◆ Your goal: What lines below contain the string "corp"? List them all.
******************************
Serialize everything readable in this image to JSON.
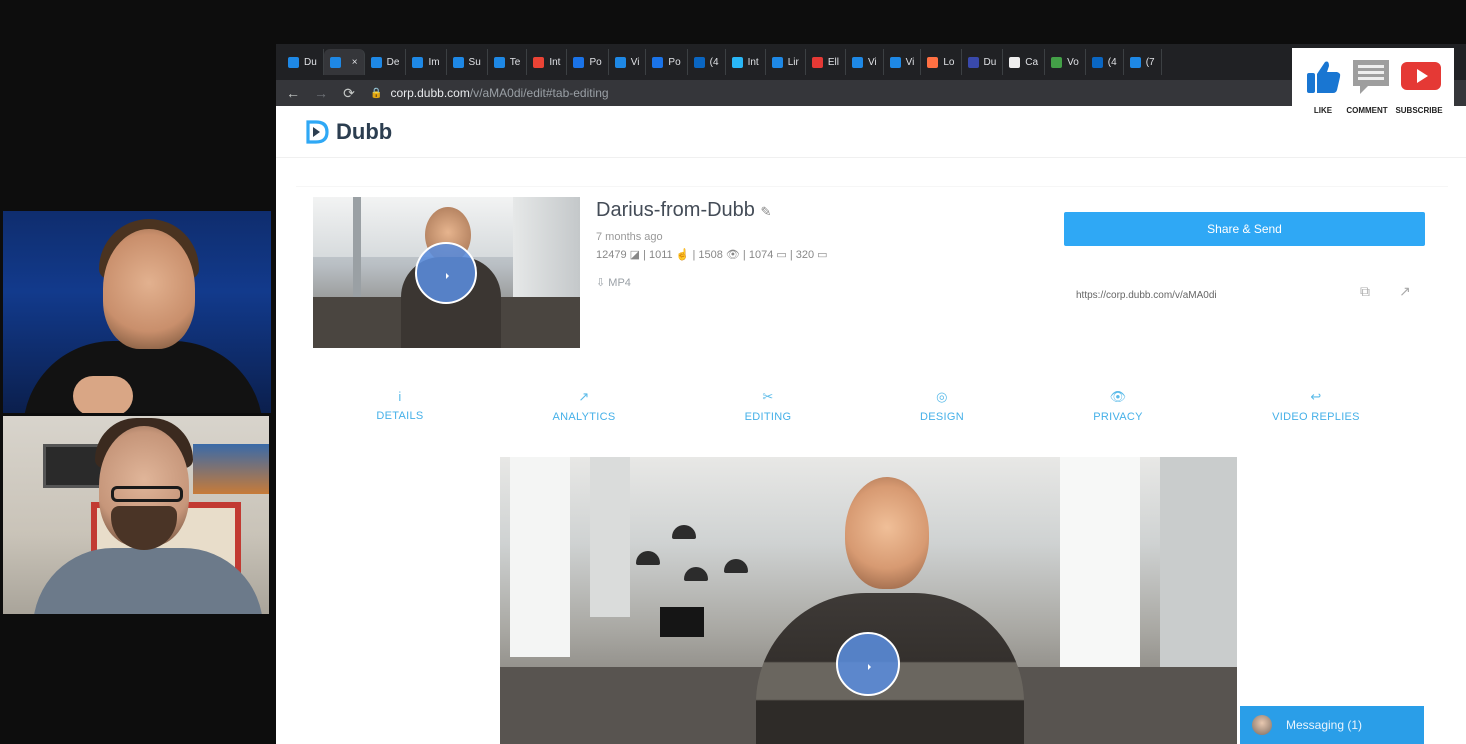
{
  "browser": {
    "tabs": [
      {
        "label": "Du",
        "color": "#1e88e5"
      },
      {
        "label": "",
        "color": "#1e88e5",
        "active": true
      },
      {
        "label": "De",
        "color": "#1e88e5"
      },
      {
        "label": "Im",
        "color": "#1e88e5"
      },
      {
        "label": "Su",
        "color": "#1e88e5"
      },
      {
        "label": "Te",
        "color": "#1e88e5"
      },
      {
        "label": "Int",
        "color": "#ea4335"
      },
      {
        "label": "Po",
        "color": "#1a73e8"
      },
      {
        "label": "Vi",
        "color": "#1e88e5"
      },
      {
        "label": "Po",
        "color": "#1a73e8"
      },
      {
        "label": "(4",
        "color": "#0a66c2"
      },
      {
        "label": "Int",
        "color": "#29b6f6"
      },
      {
        "label": "Lir",
        "color": "#1e88e5"
      },
      {
        "label": "Ell",
        "color": "#e53935"
      },
      {
        "label": "Vi",
        "color": "#1e88e5"
      },
      {
        "label": "Vi",
        "color": "#1e88e5"
      },
      {
        "label": "Lo",
        "color": "#ff7043"
      },
      {
        "label": "Du",
        "color": "#3949ab"
      },
      {
        "label": "Ca",
        "color": "#eeeeee"
      },
      {
        "label": "Vo",
        "color": "#43a047"
      },
      {
        "label": "(4",
        "color": "#0a66c2"
      },
      {
        "label": "(7",
        "color": "#1e88e5"
      }
    ],
    "close_glyph": "×",
    "url_host": "corp.dubb.com",
    "url_path": "/v/aMA0di/edit#tab-editing"
  },
  "overlay": {
    "like": "LIKE",
    "comment": "COMMENT",
    "subscribe": "SUBSCRIBE",
    "like_color": "#1976d2",
    "subscribe_color": "#e53935"
  },
  "app": {
    "brand": "Dubb",
    "brand_color": "#2fa8f5",
    "video": {
      "title": "Darius-from-Dubb",
      "age": "7 months ago",
      "stats": "12479 ◪ | 1011 ☝ | 1508 👁 | 1074 ▭ | 320 ▭",
      "format": "MP4"
    },
    "share": {
      "button": "Share & Send",
      "url": "https://corp.dubb.com/v/aMA0di"
    },
    "tabs": [
      {
        "label": "DETAILS",
        "icon": "i"
      },
      {
        "label": "ANALYTICS",
        "icon": "↗"
      },
      {
        "label": "EDITING",
        "icon": "✂"
      },
      {
        "label": "DESIGN",
        "icon": "◎"
      },
      {
        "label": "PRIVACY",
        "icon": "👁"
      },
      {
        "label": "VIDEO REPLIES",
        "icon": "↩"
      }
    ],
    "messaging": "Messaging (1)"
  }
}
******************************
◆ Solution for this exercise:
    "url_host": "corp.dubb.com",
      "url": "https://corp.dubb.com/v/aMA0di"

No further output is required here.